Introduction The process of authentication involves verifying the identity of a person claiming access to one or more resources of a system. Authentication systems can be based on passwords, security tokens, biometrics, or combinations of them (O’Gorman 2003). Passwords are words, phrases, or alphanumeric personal identification numbers (PINs) that serve as short-form indicators of a person’s identity. They are usually created by authorized users during the enrollment or registration phase (e.g., creating computer user accounts) and are kept secret from others. Security tokens, on the other hand, are physical devices that the users are required to carry to be allowed access to the system. More recent designs of automatic human recognition systems involve the use of features such as face, fingerprints, iris, or behavioral traits such as gait or rate of keystrokes. For example, in building access control applications, a person’s face may be matched to templates stored in a database consisting of all enrolled users. Decision to allow or deny entry is then taken based on the similarity score generated by the face-matching algorithm. Such security systems that rely on biometrics have several advantages over the more conventional ones (passwords or security tokens). For example, a PIN, if leaked, may be used by an unauthorized person causing serious security concerns. However, a person’s physical signature belongs only to that individual and is extremely difficult if not impossible to emulate. Further, biometric systems may be more convenient and user friendly because there is no password to remember or any token to carry.
|Original language||English (US)|
|Title of host publication||Multibiometrics for Human Identification|

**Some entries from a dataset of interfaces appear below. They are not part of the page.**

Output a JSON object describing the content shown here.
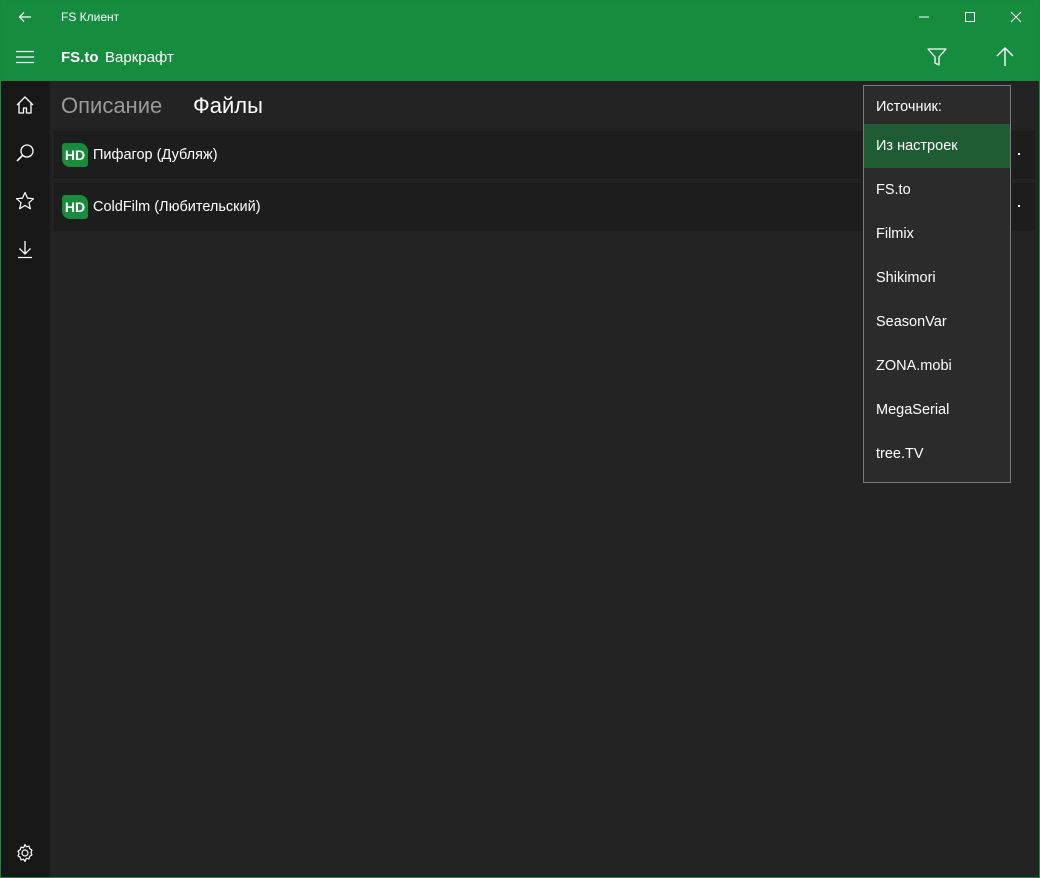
{
  "window": {
    "title": "FS Клиент"
  },
  "header": {
    "brand": "FS.to",
    "movie_title": "Варкрафт"
  },
  "tabs": [
    {
      "label": "Описание",
      "active": false
    },
    {
      "label": "Файлы",
      "active": true
    }
  ],
  "files": [
    {
      "badge": "HD",
      "label": "Пифагор (Дубляж)"
    },
    {
      "badge": "HD",
      "label": "ColdFilm (Любительский)"
    }
  ],
  "source_menu": {
    "header": "Источник:",
    "items": [
      {
        "label": "Из настроек",
        "selected": true
      },
      {
        "label": "FS.to"
      },
      {
        "label": "Filmix"
      },
      {
        "label": "Shikimori"
      },
      {
        "label": "SeasonVar"
      },
      {
        "label": "ZONA.mobi"
      },
      {
        "label": "MegaSerial"
      },
      {
        "label": "tree.TV"
      }
    ]
  },
  "icons": {
    "back": "back-arrow-icon",
    "minimize": "minimize-icon",
    "maximize": "maximize-icon",
    "close": "close-icon",
    "menu": "hamburger-icon",
    "filter": "filter-icon",
    "up": "up-arrow-icon",
    "home": "home-icon",
    "search": "search-icon",
    "favorites": "star-icon",
    "downloads": "download-icon",
    "settings": "gear-icon"
  },
  "colors": {
    "accent": "#168c3f",
    "badge": "#1a8a3d",
    "selected_item": "#1f5c33"
  }
}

|Publisher||Cambridge University Press|
|Number of pages||25|
|State||Published - Jan 1 2011|
ASJC Scopus subject areas
- Computer Science(all)